## EXERCISE REQUIREMENTS
Give back every record that follows, exactly as written.

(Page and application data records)
%%

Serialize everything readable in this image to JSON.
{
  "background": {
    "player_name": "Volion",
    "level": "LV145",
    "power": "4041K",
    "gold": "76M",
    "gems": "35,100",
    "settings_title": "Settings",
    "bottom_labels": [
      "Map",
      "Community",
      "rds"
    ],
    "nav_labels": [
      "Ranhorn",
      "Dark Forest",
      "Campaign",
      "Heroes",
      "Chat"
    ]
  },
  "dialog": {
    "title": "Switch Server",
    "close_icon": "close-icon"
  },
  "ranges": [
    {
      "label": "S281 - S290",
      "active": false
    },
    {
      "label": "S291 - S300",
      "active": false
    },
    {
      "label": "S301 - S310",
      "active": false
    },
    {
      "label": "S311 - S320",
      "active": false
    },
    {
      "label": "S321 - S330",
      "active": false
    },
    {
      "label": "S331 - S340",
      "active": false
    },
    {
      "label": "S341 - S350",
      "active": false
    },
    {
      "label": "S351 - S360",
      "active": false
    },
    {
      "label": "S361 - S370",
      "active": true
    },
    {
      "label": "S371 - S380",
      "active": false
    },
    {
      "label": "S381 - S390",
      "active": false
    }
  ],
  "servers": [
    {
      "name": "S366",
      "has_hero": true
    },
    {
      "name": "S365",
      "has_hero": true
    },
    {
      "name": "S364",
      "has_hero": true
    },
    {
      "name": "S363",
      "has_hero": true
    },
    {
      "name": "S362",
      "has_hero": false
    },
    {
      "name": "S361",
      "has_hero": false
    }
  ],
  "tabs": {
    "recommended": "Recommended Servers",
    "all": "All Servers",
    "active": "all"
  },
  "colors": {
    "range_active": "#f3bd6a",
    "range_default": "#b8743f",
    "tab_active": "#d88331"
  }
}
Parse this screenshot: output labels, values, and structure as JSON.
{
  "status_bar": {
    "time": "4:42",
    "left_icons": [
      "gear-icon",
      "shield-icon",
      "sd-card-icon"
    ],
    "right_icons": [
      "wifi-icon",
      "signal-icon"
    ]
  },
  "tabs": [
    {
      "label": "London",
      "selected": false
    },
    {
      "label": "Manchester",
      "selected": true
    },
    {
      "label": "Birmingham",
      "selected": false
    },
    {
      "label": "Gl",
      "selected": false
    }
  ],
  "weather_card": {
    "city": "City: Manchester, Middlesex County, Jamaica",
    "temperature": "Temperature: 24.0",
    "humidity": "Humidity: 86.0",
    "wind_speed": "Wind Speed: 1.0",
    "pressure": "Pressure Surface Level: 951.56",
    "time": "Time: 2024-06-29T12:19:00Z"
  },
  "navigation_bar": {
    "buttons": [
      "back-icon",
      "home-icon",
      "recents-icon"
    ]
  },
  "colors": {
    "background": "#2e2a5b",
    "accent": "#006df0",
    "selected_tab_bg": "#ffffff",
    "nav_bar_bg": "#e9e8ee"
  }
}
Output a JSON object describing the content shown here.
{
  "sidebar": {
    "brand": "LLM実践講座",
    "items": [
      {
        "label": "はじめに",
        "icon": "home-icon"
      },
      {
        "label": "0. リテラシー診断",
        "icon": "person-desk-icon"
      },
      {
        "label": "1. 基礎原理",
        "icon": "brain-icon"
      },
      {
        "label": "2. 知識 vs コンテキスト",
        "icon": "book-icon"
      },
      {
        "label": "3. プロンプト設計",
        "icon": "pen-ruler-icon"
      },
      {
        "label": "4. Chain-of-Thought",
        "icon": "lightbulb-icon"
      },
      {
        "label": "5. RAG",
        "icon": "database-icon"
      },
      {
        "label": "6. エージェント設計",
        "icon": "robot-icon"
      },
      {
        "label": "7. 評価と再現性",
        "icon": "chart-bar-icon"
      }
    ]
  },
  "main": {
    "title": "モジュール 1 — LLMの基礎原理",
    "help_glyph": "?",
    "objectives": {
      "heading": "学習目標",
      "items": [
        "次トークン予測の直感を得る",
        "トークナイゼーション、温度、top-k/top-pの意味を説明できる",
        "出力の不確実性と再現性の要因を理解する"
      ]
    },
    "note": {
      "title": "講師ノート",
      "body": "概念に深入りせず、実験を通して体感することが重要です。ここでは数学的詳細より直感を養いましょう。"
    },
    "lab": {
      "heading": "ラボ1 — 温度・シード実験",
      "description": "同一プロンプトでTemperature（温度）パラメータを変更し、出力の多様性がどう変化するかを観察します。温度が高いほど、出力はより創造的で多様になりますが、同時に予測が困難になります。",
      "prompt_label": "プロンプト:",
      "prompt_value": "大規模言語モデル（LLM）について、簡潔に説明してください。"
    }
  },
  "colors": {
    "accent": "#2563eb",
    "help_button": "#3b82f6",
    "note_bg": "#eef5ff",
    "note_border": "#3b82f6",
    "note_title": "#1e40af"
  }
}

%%

## RESPONSE
Serialize everything readable in this image to JSON.
{
  "background": {
    "player_name": "Volion",
    "level": "LV145",
    "power": "4041K",
    "gold": "76M",
    "gems": "35,100",
    "settings_title": "Settings",
    "bottom_labels": [
      "Map",
      "Community",
      "rds"
    ],
    "nav_labels": [
      "Ranhorn",
      "Dark Forest",
      "Campaign",
      "Heroes",
      "Chat"
    ]
  },
  "dialog": {
    "title": "Switch Server",
    "close_icon": "close-icon"
  },
  "ranges": [
    {
      "label": "S281 - S290",
      "active": false
    },
    {
      "label": "S291 - S300",
      "active": false
    },
    {
      "label": "S301 - S310",
      "active": false
    },
    {
      "label": "S311 - S320",
      "active": false
    },
    {
      "label": "S321 - S330",
      "active": false
    },
    {
      "label": "S331 - S340",
      "active": false
    },
    {
      "label": "S341 - S350",
      "active": false
    },
    {
      "label": "S351 - S360",
      "active": false
    },
    {
      "label": "S361 - S370",
      "active": true
    },
    {
      "label": "S371 - S380",
      "active": false
    },
    {
      "label": "S381 - S390",
      "active": false
    }
  ],
  "servers": [
    {
      "name": "S366",
      "has_hero": true
    },
    {
      "name": "S365",
      "has_hero": true
    },
    {
      "name": "S364",
      "has_hero": true
    },
    {
      "name": "S363",
      "has_hero": true
    },
    {
      "name": "S362",
      "has_hero": false
    },
    {
      "name": "S361",
      "has_hero": false
    }
  ],
  "tabs": {
    "recommended": "Recommended Servers",
    "all": "All Servers",
    "active": "all"
  },
  "colors": {
    "range_active": "#f3bd6a",
    "range_default": "#b8743f",
    "tab_active": "#d88331"
  }
}
Parse this screenshot: output labels, values, and structure as JSON.
{
  "status_bar": {
    "time": "4:42",
    "left_icons": [
      "gear-icon",
      "shield-icon",
      "sd-card-icon"
    ],
    "right_icons": [
      "wifi-icon",
      "signal-icon"
    ]
  },
  "tabs": [
    {
      "label": "London",
      "selected": false
    },
    {
      "label": "Manchester",
      "selected": true
    },
    {
      "label": "Birmingham",
      "selected": false
    },
    {
      "label": "Gl",
      "selected": false
    }
  ],
  "weather_card": {
    "city": "City: Manchester, Middlesex County, Jamaica",
    "temperature": "Temperature: 24.0",
    "humidity": "Humidity: 86.0",
    "wind_speed": "Wind Speed: 1.0",
    "pressure": "Pressure Surface Level: 951.56",
    "time": "Time: 2024-06-29T12:19:00Z"
  },
  "navigation_bar": {
    "buttons": [
      "back-icon",
      "home-icon",
      "recents-icon"
    ]
  },
  "colors": {
    "background": "#2e2a5b",
    "accent": "#006df0",
    "selected_tab_bg": "#ffffff",
    "nav_bar_bg": "#e9e8ee"
  }
}
Output a JSON object describing the content shown here.
{
  "sidebar": {
    "brand": "LLM実践講座",
    "items": [
      {
        "label": "はじめに",
        "icon": "home-icon"
      },
      {
        "label": "0. リテラシー診断",
        "icon": "person-desk-icon"
      },
      {
        "label": "1. 基礎原理",
        "icon": "brain-icon"
      },
      {
        "label": "2. 知識 vs コンテキスト",
        "icon": "book-icon"
      },
      {
        "label": "3. プロンプト設計",
        "icon": "pen-ruler-icon"
      },
      {
        "label": "4. Chain-of-Thought",
        "icon": "lightbulb-icon"
      },
      {
        "label": "5. RAG",
        "icon": "database-icon"
      },
      {
        "label": "6. エージェント設計",
        "icon": "robot-icon"
      },
      {
        "label": "7. 評価と再現性",
        "icon": "chart-bar-icon"
      }
    ]
  },
  "main": {
    "title": "モジュール 1 — LLMの基礎原理",
    "help_glyph": "?",
    "objectives": {
      "heading": "学習目標",
      "items": [
        "次トークン予測の直感を得る",
        "トークナイゼーション、温度、top-k/top-pの意味を説明できる",
        "出力の不確実性と再現性の要因を理解する"
      ]
    },
    "note": {
      "title": "講師ノート",
      "body": "概念に深入りせず、実験を通して体感することが重要です。ここでは数学的詳細より直感を養いましょう。"
    },
    "lab": {
      "heading": "ラボ1 — 温度・シード実験",
      "description": "同一プロンプトでTemperature（温度）パラメータを変更し、出力の多様性がどう変化するかを観察します。温度が高いほど、出力はより創造的で多様になりますが、同時に予測が困難になります。",
      "prompt_label": "プロンプト:",
      "prompt_value": "大規模言語モデル（LLM）について、簡潔に説明してください。"
    }
  },
  "colors": {
    "accent": "#2563eb",
    "help_button": "#3b82f6",
    "note_bg": "#eef5ff",
    "note_border": "#3b82f6",
    "note_title": "#1e40af"
  }
}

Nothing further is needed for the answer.